Required action – From the records that follow, give the number of lines that include the word "this", with no further words.

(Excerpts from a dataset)
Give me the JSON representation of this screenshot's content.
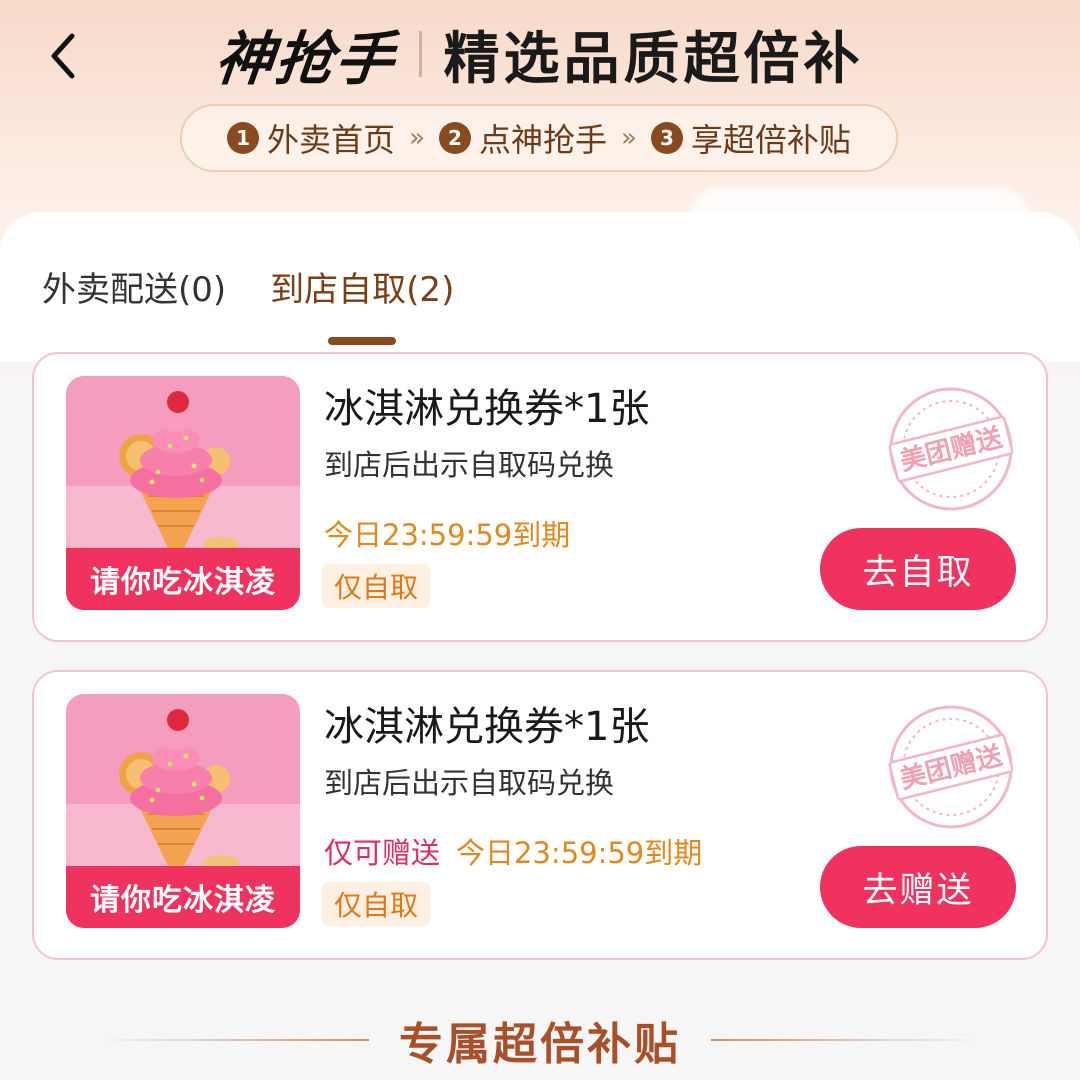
{
  "header": {
    "back_icon": "chevron-left-icon",
    "brand": "神抢手",
    "subtitle": "精选品质超倍补"
  },
  "steps": [
    {
      "num": "1",
      "label": "外卖首页"
    },
    {
      "num": "2",
      "label": "点神抢手"
    },
    {
      "num": "3",
      "label": "享超倍补贴"
    }
  ],
  "step_arrow": "»",
  "tabs": [
    {
      "label": "外卖配送(0)",
      "active": false
    },
    {
      "label": "到店自取(2)",
      "active": true
    }
  ],
  "vouchers": [
    {
      "image_caption": "请你吃冰淇凌",
      "title": "冰淇淋兑换券*1张",
      "description": "到店后出示自取码兑换",
      "gift_only": "",
      "expiry": "今日23:59:59到期",
      "tag": "仅自取",
      "stamp": "美团赠送",
      "action": "去自取"
    },
    {
      "image_caption": "请你吃冰淇凌",
      "title": "冰淇淋兑换券*1张",
      "description": "到店后出示自取码兑换",
      "gift_only": "仅可赠送",
      "expiry": "今日23:59:59到期",
      "tag": "仅自取",
      "stamp": "美团赠送",
      "action": "去赠送"
    }
  ],
  "section_title": "专属超倍补贴",
  "colors": {
    "accent": "#f0325f",
    "brand_brown": "#8a4a1f",
    "expiry_orange": "#e08a1e",
    "gift_pink": "#d8305f",
    "section_title": "#a8502a"
  }
}
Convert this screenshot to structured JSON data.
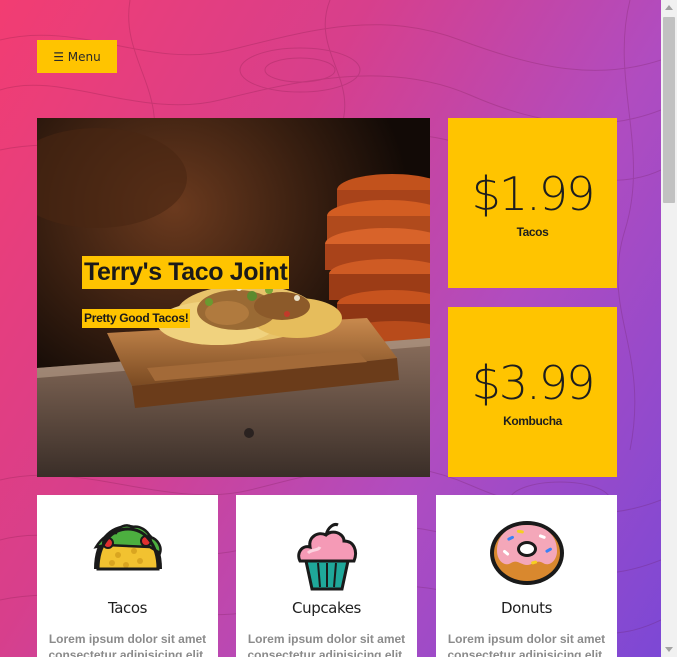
{
  "menu": {
    "icon": "hamburger-icon",
    "label": "☰ Menu"
  },
  "hero": {
    "title": "Terry's Taco Joint",
    "subtitle": "Pretty Good Tacos!",
    "image": "tacos-on-wooden-board-photo"
  },
  "prices": [
    {
      "amount": "$1.99",
      "label": "Tacos"
    },
    {
      "amount": "$3.99",
      "label": "Kombucha"
    }
  ],
  "products": [
    {
      "name": "Tacos",
      "icon": "taco-icon",
      "desc": "Lorem ipsum dolor sit amet consectetur adipisicing elit."
    },
    {
      "name": "Cupcakes",
      "icon": "cupcake-icon",
      "desc": "Lorem ipsum dolor sit amet consectetur adipisicing elit."
    },
    {
      "name": "Donuts",
      "icon": "donut-icon",
      "desc": "Lorem ipsum dolor sit amet consectetur adipisicing elit."
    }
  ],
  "colors": {
    "accent": "#ffc400",
    "gradient_start": "#f23d72",
    "gradient_end": "#7a48d6"
  }
}
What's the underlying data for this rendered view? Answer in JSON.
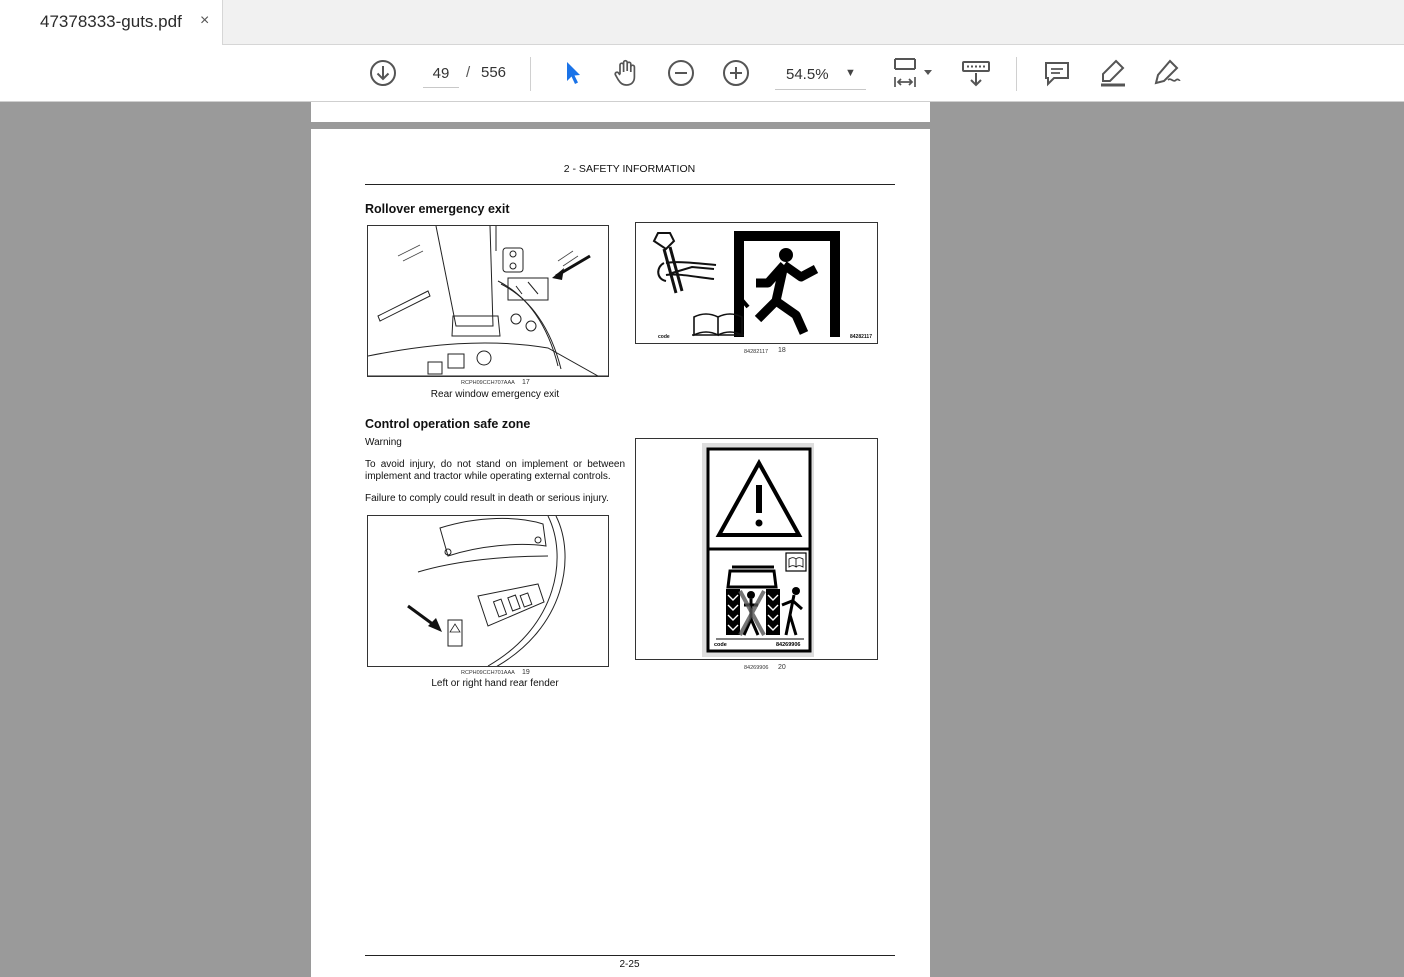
{
  "tab": {
    "title": "47378333-guts.pdf",
    "close": "×"
  },
  "toolbar": {
    "page_current": "49",
    "page_sep": "/",
    "page_total": "556",
    "zoom": "54.5%",
    "icons": [
      "download-icon",
      "select-cursor-icon",
      "hand-icon",
      "zoom-out-icon",
      "zoom-in-icon",
      "fit-page-icon",
      "scroll-mode-icon",
      "comment-icon",
      "highlight-icon",
      "draw-icon"
    ]
  },
  "document": {
    "header": "2 - SAFETY INFORMATION",
    "section1": {
      "title": "Rollover emergency exit",
      "fig17": {
        "code": "RCPH09CCH707AAA",
        "num": "17",
        "caption": "Rear window emergency exit"
      },
      "fig18": {
        "code": "84282117",
        "num": "18",
        "label_code": "code",
        "label_num": "84282117"
      }
    },
    "section2": {
      "title": "Control operation safe zone",
      "warning": "Warning",
      "para1": "To avoid injury, do not stand on implement or between implement and tractor while operating external controls.",
      "para2": "Failure to comply could result in death or serious injury.",
      "fig19": {
        "code": "RCPH09CCH701AAA",
        "num": "19",
        "caption": "Left or right hand rear fender"
      },
      "fig20": {
        "code": "84269906",
        "num": "20",
        "label_code": "code",
        "label_num": "84269906"
      }
    },
    "footer": "2-25"
  },
  "colors": {
    "accent": "#1a73e8",
    "viewer_bg": "#9a9a9a"
  }
}
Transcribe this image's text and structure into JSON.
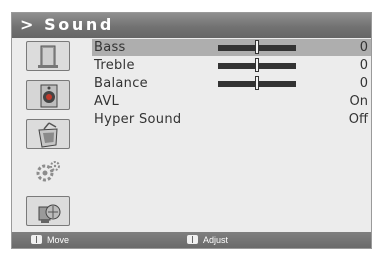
{
  "header": {
    "title": "> Sound"
  },
  "sidebar": {
    "items": [
      {
        "icon": "picture-icon"
      },
      {
        "icon": "sound-icon",
        "active": true
      },
      {
        "icon": "channel-icon"
      },
      {
        "icon": "setup-icon"
      },
      {
        "icon": "input-icon"
      }
    ]
  },
  "menu": {
    "items": [
      {
        "label": "Bass",
        "value": "0",
        "level": 0.5
      },
      {
        "label": "Treble",
        "value": "0",
        "level": 0.5
      },
      {
        "label": "Balance",
        "value": "0",
        "level": 0.5
      },
      {
        "label": "AVL",
        "value": "On"
      },
      {
        "label": "Hyper Sound",
        "value": "Off"
      }
    ]
  },
  "footer": {
    "move_label": "Move",
    "adjust_label": "Adjust"
  },
  "colors": {
    "title_bar": "#7a7a7a",
    "selected_row": "#aeaeae",
    "panel": "#ececec",
    "slider": "#333333"
  }
}
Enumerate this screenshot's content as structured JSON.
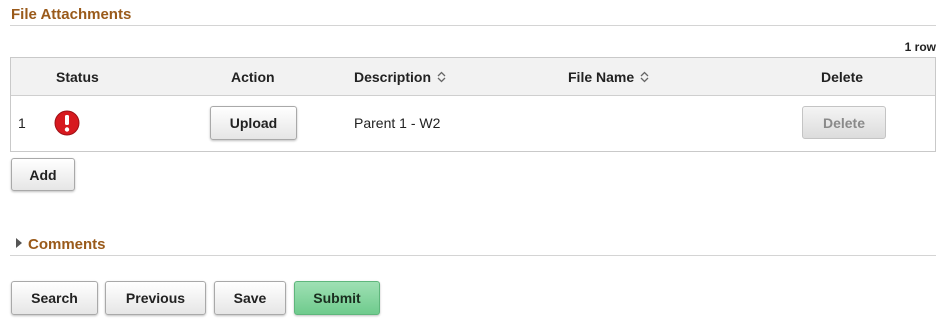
{
  "attachments": {
    "title": "File Attachments",
    "row_count": "1 row",
    "columns": {
      "status": "Status",
      "action": "Action",
      "description": "Description",
      "file_name": "File Name",
      "delete": "Delete"
    },
    "rows": [
      {
        "row_number": "1",
        "status_icon": "error-exclamation-icon",
        "action_label": "Upload",
        "description": "Parent 1 - W2",
        "file_name": "",
        "delete_label": "Delete"
      }
    ],
    "add_label": "Add"
  },
  "comments": {
    "title": "Comments",
    "icon": "caret-right-icon"
  },
  "footer": {
    "search_label": "Search",
    "previous_label": "Previous",
    "save_label": "Save",
    "submit_label": "Submit"
  },
  "colors": {
    "section_title": "#9a5a1a",
    "error": "#d7191f",
    "submit": "#7fd49b"
  }
}
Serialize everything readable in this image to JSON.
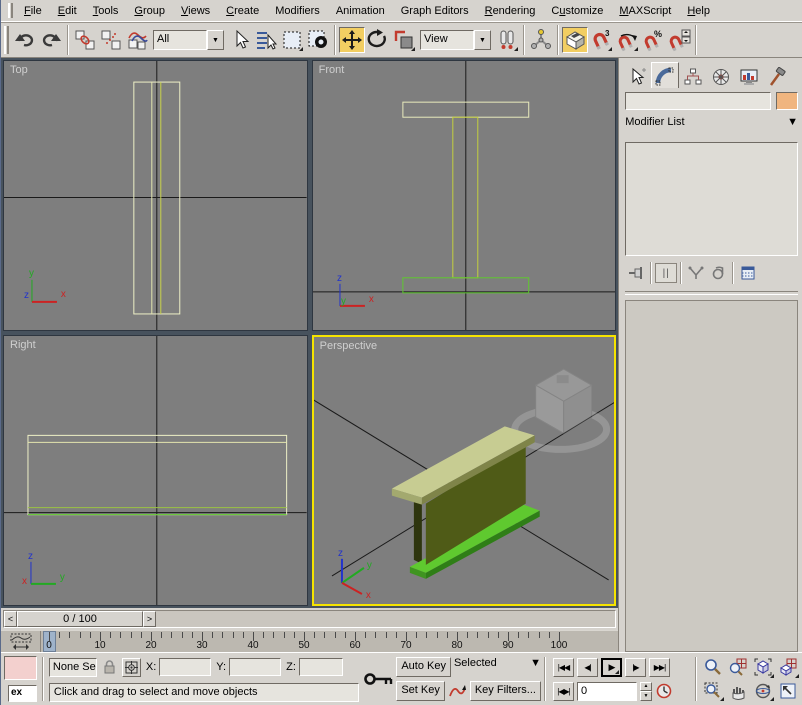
{
  "menu": {
    "items": [
      {
        "label": "File",
        "underline": 0
      },
      {
        "label": "Edit",
        "underline": 0
      },
      {
        "label": "Tools",
        "underline": 0
      },
      {
        "label": "Group",
        "underline": 0
      },
      {
        "label": "Views",
        "underline": 0
      },
      {
        "label": "Create",
        "underline": 0
      },
      {
        "label": "Modifiers",
        "underline": -1
      },
      {
        "label": "Animation",
        "underline": -1
      },
      {
        "label": "Graph Editors",
        "underline": -1
      },
      {
        "label": "Rendering",
        "underline": 0
      },
      {
        "label": "Customize",
        "underline": 1
      },
      {
        "label": "MAXScript",
        "underline": 0
      },
      {
        "label": "Help",
        "underline": 0
      }
    ]
  },
  "toolbar": {
    "selection_filter": "All",
    "coord_system": "View"
  },
  "viewports": {
    "top": {
      "label": "Top"
    },
    "front": {
      "label": "Front"
    },
    "right": {
      "label": "Right"
    },
    "perspective": {
      "label": "Perspective"
    },
    "axis": {
      "x": "x",
      "y": "y",
      "z": "z"
    }
  },
  "command_panel": {
    "object_name_value": "",
    "modifier_list_label": "Modifier List"
  },
  "timeline": {
    "frame_display": "0 / 100",
    "current_frame": 0,
    "ruler_max": 100,
    "tick_labels": [
      0,
      10,
      20,
      30,
      40,
      50,
      60,
      70,
      80,
      90,
      100
    ],
    "slider_left": "<",
    "slider_right": ">"
  },
  "status_bar": {
    "mini_listener_text": "ex",
    "selection_status": "None Se",
    "x_label": "X:",
    "y_label": "Y:",
    "z_label": "Z:",
    "x_value": "",
    "y_value": "",
    "z_value": "",
    "prompt": "Click and drag to select and move objects"
  },
  "animation": {
    "auto_key_label": "Auto Key",
    "set_key_label": "Set Key",
    "key_mode_value": "Selected",
    "key_filters_label": "Key Filters...",
    "frame_number": "0"
  },
  "icons": {
    "dropdown_arrow": "▼",
    "go_start": "|◀◀",
    "prev_frame": "◀|",
    "play": "▶",
    "next_frame": "|▶",
    "go_end": "▶▶|",
    "key_mode": "|◀▶|",
    "spinner_up": "▲",
    "spinner_down": "▼",
    "show_end_result": "||"
  },
  "colors": {
    "chrome": "#d6d3ce",
    "viewport_bg": "#7e7e7e",
    "active_viewport_border": "#f6e400",
    "active_button_bg": "#f2ce62",
    "wire_pale": "#eef0c6",
    "wire_yellow_green": "#c8d24a",
    "wire_green": "#5fc92f",
    "beam_top_face": "#c7cc92",
    "beam_web_face": "#4f5b17",
    "beam_bottom_face": "#5fc92f",
    "object_color_swatch": "#f0b57f",
    "frame_cursor": "#9fb3ca",
    "listener_pink": "#f3d0ce",
    "axis_x": "#cc2222",
    "axis_y": "#22aa22",
    "axis_z": "#2233cc"
  }
}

Task answer – 6